Is it fair to judge everyone who marched against the removal of a Confederate monument in Charlottesville? Surely not everyone involved self-identifies as a white supremacist or Nazi. When I marched for science in Washington, DC, I didn’t agree with every single thing that was said on stage or written on signs, but I marched anyway. Same thing, right?
Wrong. If I had shown up for the March for Science and found that some of my fellow marchers were carrying Nazi flags and chanting “Blood and soil,” I would have noped the fuck out of there. That’s what decent human beings do when they realize they’re associating with Nazis: they nope the fuck out of there. Do I even need to say this? These are bad people with a toxic worldview. Decent human beings on both sides of the aisle want nothing to do with them.
Not every person who marched in protest of removing the monument is a Nazi, and I assume not all of them are racists.
But every one of them chose to march side by side with Nazis.
Speaking of, I’m still on the University of Montana’s mailing list, so I got the following message from the President of the University of Montana:
Dear Campus Colleagues and Friends,
The University of Montana condemns the racist sentiments that led to violence and death in Charlottesville. The backdrop for this event was a university: a place deeply committed to diversity, inclusion, and mutual respect. On display were racist, Nazi, and anti-Semitic chants shouted by people carrying torches and assault weapons. It was unsettling and graphic.
Yesterday, many of our campus leaders engaged in an important discussion about Charlottesville and the national dialogue around issues of equality, diversity, inclusion, and respect. We discussed how we as the University of Montana must contribute to the narrative of these issues on our own campus and with our students and the greater community. Denouncing what occurred in Charlottesville is not enough. We are committed to action and living the values of equality, diversity, and inclusion.
To this end, we at the University of Montana will promote constructive dialogue about building our community of inclusion, diversity, equality, with compassion and respect. We will work to build awareness and appreciation for our diversity. We will ensure access to resources on the campus for those who feel uncertain or need assistance. We will reassert UM’s long-valued inclusiveness, strengthen our commitment to civil discourse, and continue our ongoing efforts to create a safe campus. We will seize opportunities to come together as ONE University of Montana and, in doing so, set a powerful example in our state and for our nation.
This University belongs to all of us, not in spite of our multitude of experiences, political perspectives, national origins, backgrounds and identities but because of them. Thank you for the opportunity to share thoughts on these important matters.
Sheila M. Stearns
And another from the Dean of the College of Sciences at Georgia Tech:
Dean’s statement prompted by events in Charlottesville, Virginia
To the College of Sciences Community at Georgia Tech:
I write to you with a sadness and a dismay. My sadness stems from last weekend’s use of violence to try to intimidate people who strive for equality, especially the citizens of Charlottesville, home to our sibling institution, the University of Virginia.
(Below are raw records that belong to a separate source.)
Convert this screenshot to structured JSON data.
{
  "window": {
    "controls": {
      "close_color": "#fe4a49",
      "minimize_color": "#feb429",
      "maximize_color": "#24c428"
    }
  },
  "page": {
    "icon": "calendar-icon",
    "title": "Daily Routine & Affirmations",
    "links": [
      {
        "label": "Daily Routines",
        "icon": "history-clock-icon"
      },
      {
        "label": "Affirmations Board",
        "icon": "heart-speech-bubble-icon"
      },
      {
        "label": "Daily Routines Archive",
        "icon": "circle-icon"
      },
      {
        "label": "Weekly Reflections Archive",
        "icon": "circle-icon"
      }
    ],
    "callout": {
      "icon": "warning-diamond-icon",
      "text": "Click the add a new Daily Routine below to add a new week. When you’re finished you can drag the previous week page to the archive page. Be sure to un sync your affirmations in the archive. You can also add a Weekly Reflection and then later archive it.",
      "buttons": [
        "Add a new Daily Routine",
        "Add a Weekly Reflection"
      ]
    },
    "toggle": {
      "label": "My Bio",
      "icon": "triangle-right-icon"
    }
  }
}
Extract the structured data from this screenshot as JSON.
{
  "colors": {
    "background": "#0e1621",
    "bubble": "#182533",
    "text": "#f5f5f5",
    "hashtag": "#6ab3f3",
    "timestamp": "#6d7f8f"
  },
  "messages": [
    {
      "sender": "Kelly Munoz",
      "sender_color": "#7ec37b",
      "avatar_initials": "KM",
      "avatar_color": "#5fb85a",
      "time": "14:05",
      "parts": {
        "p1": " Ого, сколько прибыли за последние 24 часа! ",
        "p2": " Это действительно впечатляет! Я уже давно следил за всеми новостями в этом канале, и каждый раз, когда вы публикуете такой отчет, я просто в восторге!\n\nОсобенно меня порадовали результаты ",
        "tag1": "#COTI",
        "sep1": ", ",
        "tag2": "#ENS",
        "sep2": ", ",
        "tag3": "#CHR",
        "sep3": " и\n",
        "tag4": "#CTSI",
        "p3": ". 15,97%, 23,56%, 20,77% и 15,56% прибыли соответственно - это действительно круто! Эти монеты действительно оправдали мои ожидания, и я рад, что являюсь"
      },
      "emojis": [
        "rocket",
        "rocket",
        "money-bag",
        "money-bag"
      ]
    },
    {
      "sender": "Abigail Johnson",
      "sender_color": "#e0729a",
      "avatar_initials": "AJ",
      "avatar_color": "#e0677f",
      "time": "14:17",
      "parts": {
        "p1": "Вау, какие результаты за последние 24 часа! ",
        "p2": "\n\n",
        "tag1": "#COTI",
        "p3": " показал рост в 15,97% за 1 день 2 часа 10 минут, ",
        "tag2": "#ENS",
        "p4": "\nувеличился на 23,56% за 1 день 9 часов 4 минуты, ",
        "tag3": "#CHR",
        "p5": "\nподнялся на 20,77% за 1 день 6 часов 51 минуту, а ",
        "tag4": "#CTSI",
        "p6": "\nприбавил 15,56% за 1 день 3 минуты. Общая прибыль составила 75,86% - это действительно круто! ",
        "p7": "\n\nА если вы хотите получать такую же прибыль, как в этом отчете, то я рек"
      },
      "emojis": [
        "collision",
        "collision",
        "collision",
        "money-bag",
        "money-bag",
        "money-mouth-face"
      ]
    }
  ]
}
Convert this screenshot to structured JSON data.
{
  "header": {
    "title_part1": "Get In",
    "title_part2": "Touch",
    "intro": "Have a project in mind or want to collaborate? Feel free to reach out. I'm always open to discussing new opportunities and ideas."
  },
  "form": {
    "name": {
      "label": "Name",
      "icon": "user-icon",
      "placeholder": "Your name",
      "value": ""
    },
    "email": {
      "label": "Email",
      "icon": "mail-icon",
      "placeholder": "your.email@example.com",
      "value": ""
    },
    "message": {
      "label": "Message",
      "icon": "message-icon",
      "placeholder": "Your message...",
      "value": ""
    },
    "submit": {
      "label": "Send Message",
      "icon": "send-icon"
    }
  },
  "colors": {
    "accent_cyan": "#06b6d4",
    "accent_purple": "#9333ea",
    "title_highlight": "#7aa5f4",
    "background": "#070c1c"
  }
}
This abhorrent attack was planned and executed by a deplorable group of provocateurs, all of whom choose to hate, based on race, religion, and sexual identity. Their learnt forms of prejudice fuel misguided notions of superiority and an innate right to special advantage over others. My dismay stems from the false equivalence – expressed in some quarters – of the vile ideas and violent conduct of the racist, anti-Semitic, homophobic attackers and the sentiments and actions of those who resisted the attack.
More than seventy years ago, the citizens of many, many nations did not equivocate in the face of the attempt to spread the terror and devastation of Nazi and Fascist ideologies around the globe. Indeed, we venerate those who contributed to that resistance. Today, we cannot be equivocal about those who would spread racism, religious intolerance, and homophobia. These and other forms of prejudice and discrimination have no place in our society. It is not complicated.
So, I shall stand with the people of Charlottesville in unequivocal repudiation of hate-filled ideologies; I shall stand in unequivocal support of civility, respect, fairness, and enlightenment; and I shall support the free-flowing exchange of ideas and the power of civil debate and reason to sift through them. I have confidence that our community stands together on these matters. As we embark upon a new year of scholarship, education, and service – and the fulfilment they bring via the lifting up of the next generation to value and apply the power of reason – let us affirm this to all faculty, staff, and students who together make up our community: Whoever you are, whatever your roots, wherever you come from, the Georgia Tech family wholeheartedly welcomes and cherishes you.
Paul M. Goldbart, Dean
Betsy Middleton and John Clark Sutherland Chair
College of Sciences
August 18, 2017